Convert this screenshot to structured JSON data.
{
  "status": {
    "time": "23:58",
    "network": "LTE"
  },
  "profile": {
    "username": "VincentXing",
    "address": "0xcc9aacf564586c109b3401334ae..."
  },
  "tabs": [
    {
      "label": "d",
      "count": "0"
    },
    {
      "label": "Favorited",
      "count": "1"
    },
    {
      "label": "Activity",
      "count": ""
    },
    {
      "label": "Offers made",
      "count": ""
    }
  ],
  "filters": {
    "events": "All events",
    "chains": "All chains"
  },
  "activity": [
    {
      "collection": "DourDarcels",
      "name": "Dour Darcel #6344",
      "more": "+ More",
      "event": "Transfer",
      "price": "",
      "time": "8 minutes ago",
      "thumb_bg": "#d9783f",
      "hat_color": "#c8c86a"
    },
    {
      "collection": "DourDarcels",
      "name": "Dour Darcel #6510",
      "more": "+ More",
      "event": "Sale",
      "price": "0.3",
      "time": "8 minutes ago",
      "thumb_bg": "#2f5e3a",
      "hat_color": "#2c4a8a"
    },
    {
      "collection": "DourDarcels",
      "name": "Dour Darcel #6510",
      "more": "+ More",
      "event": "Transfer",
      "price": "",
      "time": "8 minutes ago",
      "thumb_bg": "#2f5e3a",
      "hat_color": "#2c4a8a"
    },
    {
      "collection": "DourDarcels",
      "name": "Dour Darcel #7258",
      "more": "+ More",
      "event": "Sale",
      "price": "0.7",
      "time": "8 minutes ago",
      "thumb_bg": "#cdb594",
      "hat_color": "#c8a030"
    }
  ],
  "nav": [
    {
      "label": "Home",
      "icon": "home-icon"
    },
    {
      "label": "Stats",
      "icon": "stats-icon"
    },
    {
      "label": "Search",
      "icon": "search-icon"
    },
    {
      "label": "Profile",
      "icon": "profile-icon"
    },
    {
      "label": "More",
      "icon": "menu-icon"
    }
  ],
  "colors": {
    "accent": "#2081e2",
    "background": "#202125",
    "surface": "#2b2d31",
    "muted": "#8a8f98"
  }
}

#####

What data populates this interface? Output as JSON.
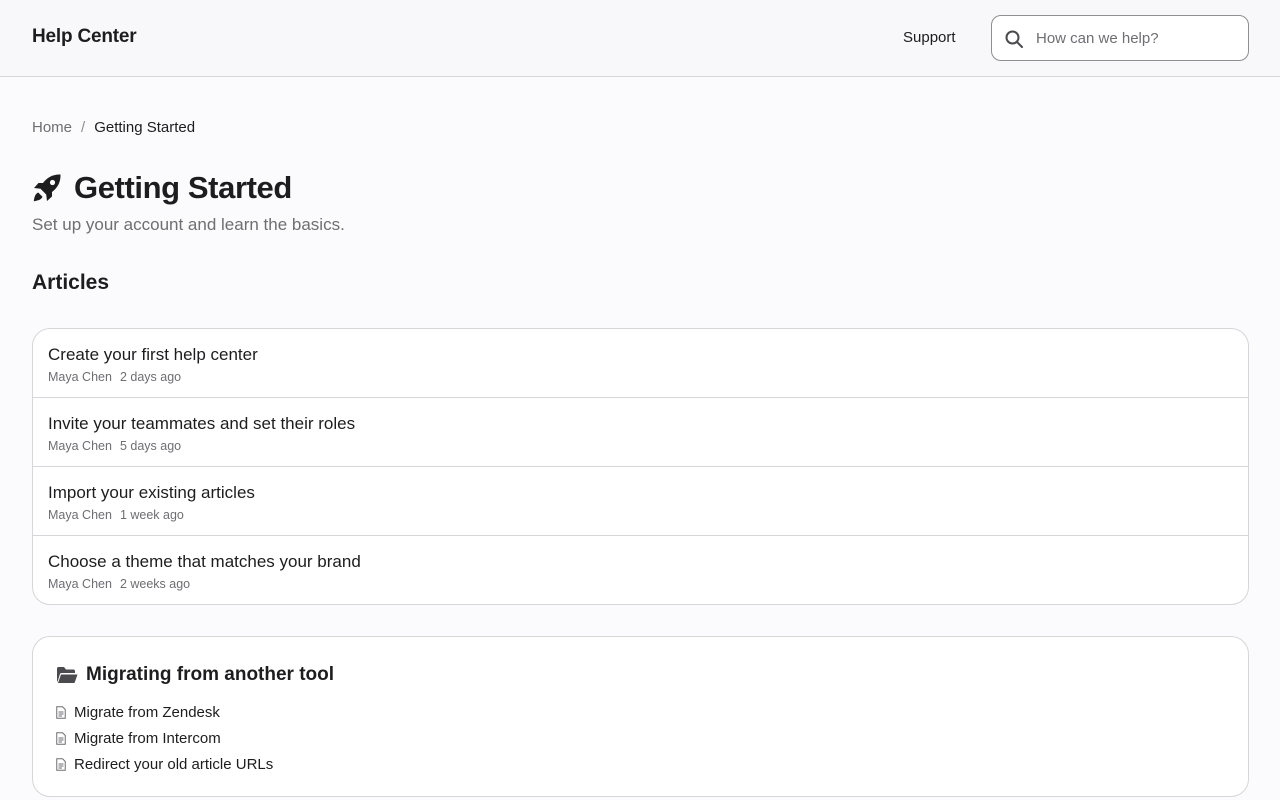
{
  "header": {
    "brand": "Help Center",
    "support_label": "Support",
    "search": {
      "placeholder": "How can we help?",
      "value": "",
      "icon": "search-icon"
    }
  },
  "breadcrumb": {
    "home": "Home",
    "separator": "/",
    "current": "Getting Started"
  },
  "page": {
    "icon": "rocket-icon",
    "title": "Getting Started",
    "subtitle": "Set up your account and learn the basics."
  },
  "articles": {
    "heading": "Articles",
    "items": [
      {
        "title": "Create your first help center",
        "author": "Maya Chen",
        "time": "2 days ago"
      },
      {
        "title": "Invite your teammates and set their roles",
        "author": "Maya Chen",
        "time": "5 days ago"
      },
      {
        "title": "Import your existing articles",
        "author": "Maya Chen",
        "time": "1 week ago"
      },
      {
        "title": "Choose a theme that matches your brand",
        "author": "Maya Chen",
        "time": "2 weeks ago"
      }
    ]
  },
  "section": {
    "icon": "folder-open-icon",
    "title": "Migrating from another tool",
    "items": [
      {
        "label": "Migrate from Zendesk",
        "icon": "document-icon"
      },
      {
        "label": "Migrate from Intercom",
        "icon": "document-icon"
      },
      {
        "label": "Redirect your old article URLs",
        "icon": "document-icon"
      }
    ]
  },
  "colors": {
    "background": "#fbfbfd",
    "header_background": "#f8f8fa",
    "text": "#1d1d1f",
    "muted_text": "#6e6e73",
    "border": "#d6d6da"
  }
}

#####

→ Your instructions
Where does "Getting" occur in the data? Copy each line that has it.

→ Solution below
    "current": "Getting Started"
    "title": "Getting Started",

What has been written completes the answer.